» **WHAT IS EXPECTED**:
Leave out all pictures while repeating the records exactly and completely.

** THE DATA follows **

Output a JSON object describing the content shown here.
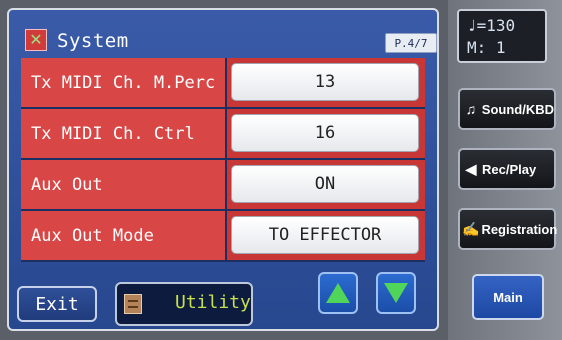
{
  "header": {
    "title": "System",
    "page": "P.4/7",
    "app_icon": "tools-icon"
  },
  "rows": [
    {
      "label": "Tx MIDI Ch. M.Perc",
      "value": "13"
    },
    {
      "label": "Tx MIDI Ch. Ctrl",
      "value": "16"
    },
    {
      "label": "Aux Out",
      "value": "ON"
    },
    {
      "label": "Aux Out Mode",
      "value": "TO EFFECTOR"
    }
  ],
  "footer": {
    "exit_label": "Exit",
    "utility_label": "Utility"
  },
  "tempo": {
    "line1": "♩=130",
    "line2": "M:  1"
  },
  "side_buttons": [
    {
      "label": "Sound/KBD",
      "icon": "music-note-icon"
    },
    {
      "label": "Rec/Play",
      "icon": "speaker-icon"
    },
    {
      "label": "Registration",
      "icon": "registration-icon"
    }
  ],
  "main_label": "Main",
  "colors": {
    "panel": "#27478f",
    "label_cell": "#d94646",
    "arrow": "#4fd65a",
    "utility_text": "#c6e04a"
  }
}
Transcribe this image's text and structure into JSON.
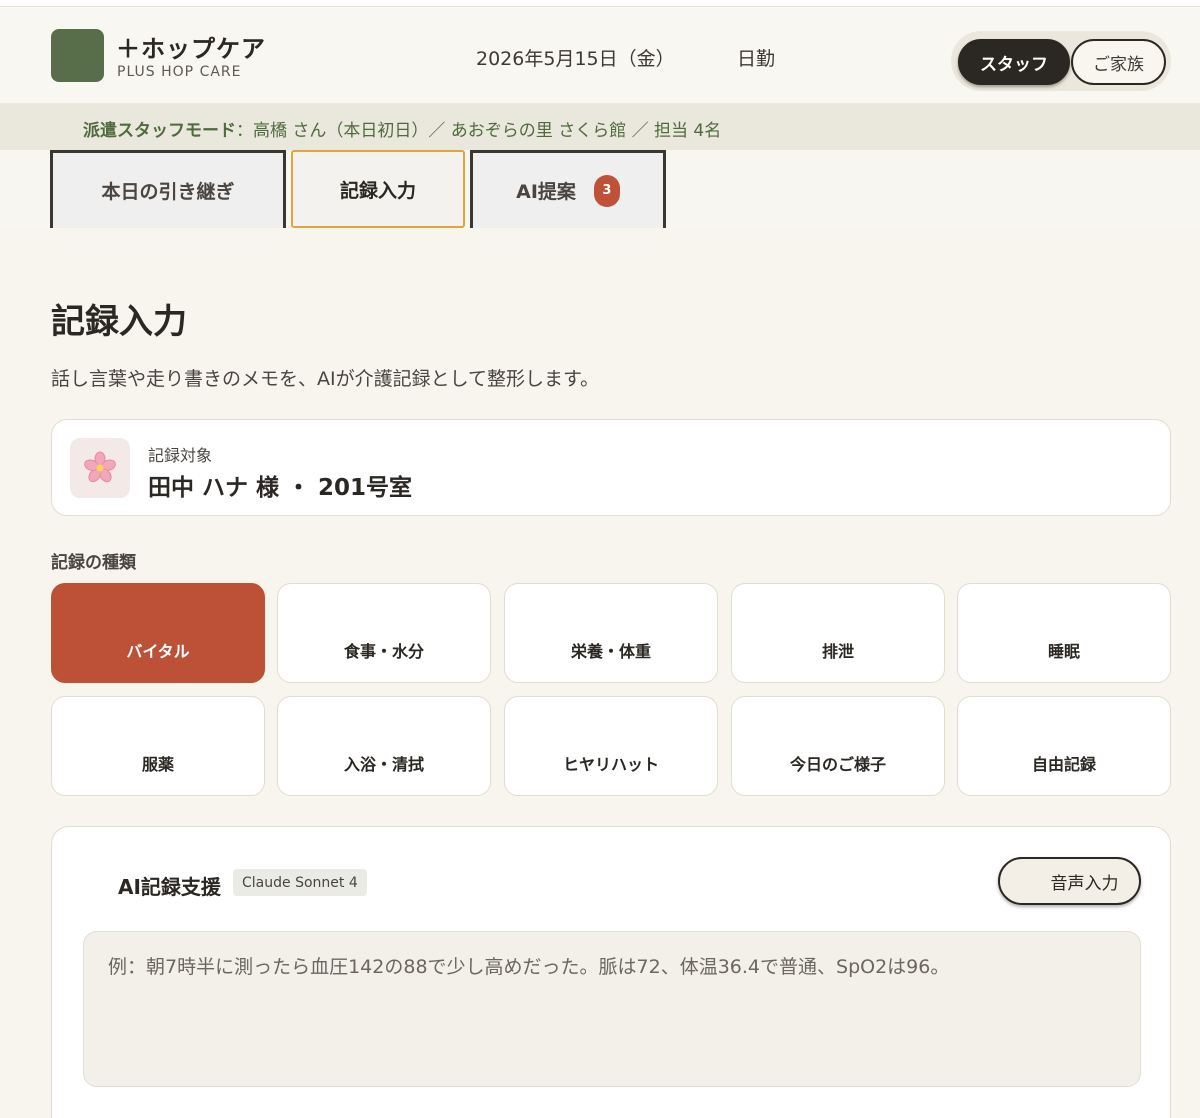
{
  "header": {
    "brand_name": "＋ホップケア",
    "brand_sub": "PLUS HOP CARE",
    "date": "2026年5月15日（金）",
    "shift": "日勤",
    "mode_staff": "スタッフ",
    "mode_family": "ご家族"
  },
  "banner": {
    "label": "派遣スタッフモード",
    "info": "：高橋 さん（本日初日）／ あおぞらの里 さくら館 ／ 担当 4名"
  },
  "tabs": [
    {
      "label": "本日の引き継ぎ"
    },
    {
      "label": "記録入力"
    },
    {
      "label": "AI提案",
      "badge": "3"
    }
  ],
  "page": {
    "title": "記録入力",
    "description": "話し言葉や走り書きのメモを、AIが介護記録として整形します。"
  },
  "target": {
    "label": "記録対象",
    "value": "田中 ハナ 様 ・ 201号室",
    "icon": "cherry-blossom-icon"
  },
  "record_types": {
    "label": "記録の種類",
    "items": [
      {
        "label": "バイタル",
        "active": true
      },
      {
        "label": "食事・水分"
      },
      {
        "label": "栄養・体重"
      },
      {
        "label": "排泄"
      },
      {
        "label": "睡眠"
      },
      {
        "label": "服薬"
      },
      {
        "label": "入浴・清拭"
      },
      {
        "label": "ヒヤリハット"
      },
      {
        "label": "今日のご様子"
      },
      {
        "label": "自由記録"
      }
    ]
  },
  "ai": {
    "title": "AI記録支援",
    "model": "Claude Sonnet 4",
    "voice_button": "音声入力",
    "input_value": "",
    "input_placeholder": "例：朝7時半に測ったら血圧142の88で少し高めだった。脈は72、体温36.4で普通、SpO2は96。"
  },
  "colors": {
    "brand_green": "#586e4a",
    "accent_red": "#bd5138",
    "tab_focus": "#e1a53c"
  }
}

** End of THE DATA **

» **ANSWER FOR THIS EXERCISE**:
Output a JSON object describing the content shown here.
{
  "header": {
    "title": "System",
    "page": "P.4/7",
    "app_icon": "tools-icon"
  },
  "rows": [
    {
      "label": "Tx MIDI Ch. M.Perc",
      "value": "13"
    },
    {
      "label": "Tx MIDI Ch. Ctrl",
      "value": "16"
    },
    {
      "label": "Aux Out",
      "value": "ON"
    },
    {
      "label": "Aux Out Mode",
      "value": "TO EFFECTOR"
    }
  ],
  "footer": {
    "exit_label": "Exit",
    "utility_label": "Utility"
  },
  "tempo": {
    "line1": "♩=130",
    "line2": "M:  1"
  },
  "side_buttons": [
    {
      "label": "Sound/KBD",
      "icon": "music-note-icon"
    },
    {
      "label": "Rec/Play",
      "icon": "speaker-icon"
    },
    {
      "label": "Registration",
      "icon": "registration-icon"
    }
  ],
  "main_label": "Main",
  "colors": {
    "panel": "#27478f",
    "label_cell": "#d94646",
    "arrow": "#4fd65a",
    "utility_text": "#c6e04a"
  }
}
Transcribe this image's text and structure into JSON.
{
  "header": {
    "brand_name": "＋ホップケア",
    "brand_sub": "PLUS HOP CARE",
    "date": "2026年5月15日（金）",
    "shift": "日勤",
    "mode_staff": "スタッフ",
    "mode_family": "ご家族"
  },
  "banner": {
    "label": "派遣スタッフモード",
    "info": "：高橋 さん（本日初日）／ あおぞらの里 さくら館 ／ 担当 4名"
  },
  "tabs": [
    {
      "label": "本日の引き継ぎ"
    },
    {
      "label": "記録入力"
    },
    {
      "label": "AI提案",
      "badge": "3"
    }
  ],
  "page": {
    "title": "記録入力",
    "description": "話し言葉や走り書きのメモを、AIが介護記録として整形します。"
  },
  "target": {
    "label": "記録対象",
    "value": "田中 ハナ 様 ・ 201号室",
    "icon": "cherry-blossom-icon"
  },
  "record_types": {
    "label": "記録の種類",
    "items": [
      {
        "label": "バイタル",
        "active": true
      },
      {
        "label": "食事・水分"
      },
      {
        "label": "栄養・体重"
      },
      {
        "label": "排泄"
      },
      {
        "label": "睡眠"
      },
      {
        "label": "服薬"
      },
      {
        "label": "入浴・清拭"
      },
      {
        "label": "ヒヤリハット"
      },
      {
        "label": "今日のご様子"
      },
      {
        "label": "自由記録"
      }
    ]
  },
  "ai": {
    "title": "AI記録支援",
    "model": "Claude Sonnet 4",
    "voice_button": "音声入力",
    "input_value": "",
    "input_placeholder": "例：朝7時半に測ったら血圧142の88で少し高めだった。脈は72、体温36.4で普通、SpO2は96。"
  },
  "colors": {
    "brand_green": "#586e4a",
    "accent_red": "#bd5138",
    "tab_focus": "#e1a53c"
  }
}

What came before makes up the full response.